EXERCISE DIRECTIONS
With the images left out, print all of the records below exactly.

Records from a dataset
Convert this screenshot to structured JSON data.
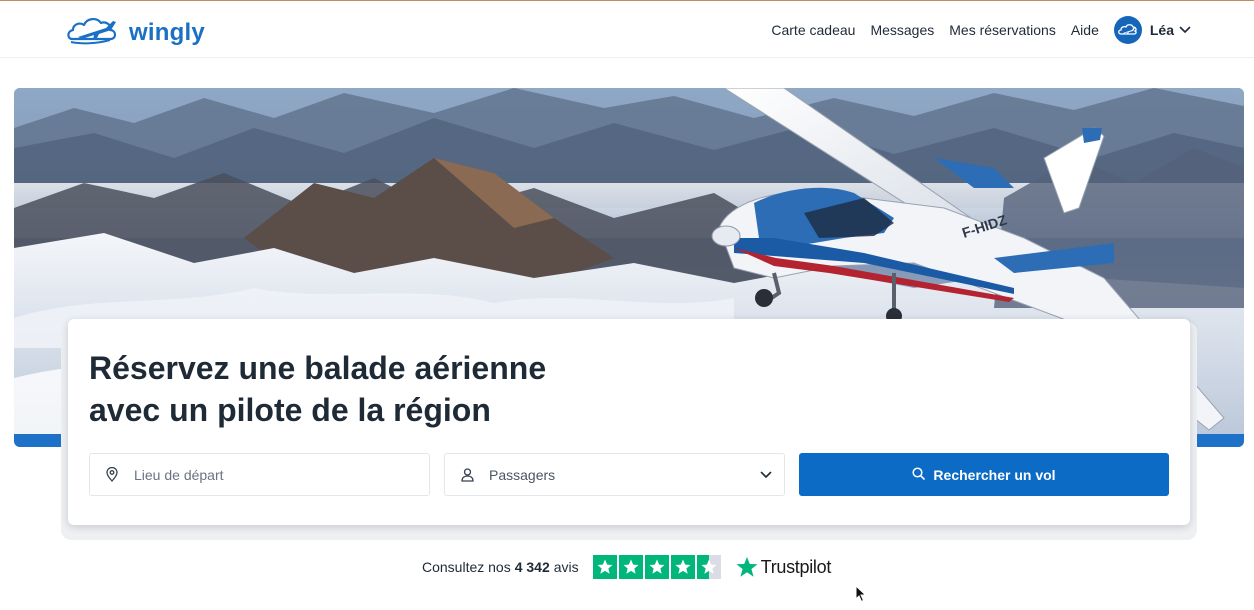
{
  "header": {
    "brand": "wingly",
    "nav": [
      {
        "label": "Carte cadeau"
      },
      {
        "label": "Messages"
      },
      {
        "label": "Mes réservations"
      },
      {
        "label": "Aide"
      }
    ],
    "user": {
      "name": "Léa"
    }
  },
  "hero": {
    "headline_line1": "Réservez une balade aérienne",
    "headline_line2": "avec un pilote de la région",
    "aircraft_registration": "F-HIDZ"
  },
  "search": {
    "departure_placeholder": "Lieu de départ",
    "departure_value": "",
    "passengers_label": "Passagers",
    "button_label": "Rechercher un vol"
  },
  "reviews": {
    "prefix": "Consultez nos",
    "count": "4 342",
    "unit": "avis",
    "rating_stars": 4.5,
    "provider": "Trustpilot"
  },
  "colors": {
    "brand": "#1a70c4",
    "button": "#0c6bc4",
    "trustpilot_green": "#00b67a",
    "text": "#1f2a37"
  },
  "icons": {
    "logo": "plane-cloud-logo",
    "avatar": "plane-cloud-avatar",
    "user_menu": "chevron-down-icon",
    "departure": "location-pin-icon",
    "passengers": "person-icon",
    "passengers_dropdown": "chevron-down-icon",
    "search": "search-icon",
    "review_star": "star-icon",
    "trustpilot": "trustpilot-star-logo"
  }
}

RESULT
Convert this screenshot to structured JSON data.
{
  "header": {
    "brand": "wingly",
    "nav": [
      {
        "label": "Carte cadeau"
      },
      {
        "label": "Messages"
      },
      {
        "label": "Mes réservations"
      },
      {
        "label": "Aide"
      }
    ],
    "user": {
      "name": "Léa"
    }
  },
  "hero": {
    "headline_line1": "Réservez une balade aérienne",
    "headline_line2": "avec un pilote de la région",
    "aircraft_registration": "F-HIDZ"
  },
  "search": {
    "departure_placeholder": "Lieu de départ",
    "departure_value": "",
    "passengers_label": "Passagers",
    "button_label": "Rechercher un vol"
  },
  "reviews": {
    "prefix": "Consultez nos",
    "count": "4 342",
    "unit": "avis",
    "rating_stars": 4.5,
    "provider": "Trustpilot"
  },
  "colors": {
    "brand": "#1a70c4",
    "button": "#0c6bc4",
    "trustpilot_green": "#00b67a",
    "text": "#1f2a37"
  },
  "icons": {
    "logo": "plane-cloud-logo",
    "avatar": "plane-cloud-avatar",
    "user_menu": "chevron-down-icon",
    "departure": "location-pin-icon",
    "passengers": "person-icon",
    "passengers_dropdown": "chevron-down-icon",
    "search": "search-icon",
    "review_star": "star-icon",
    "trustpilot": "trustpilot-star-logo"
  }
}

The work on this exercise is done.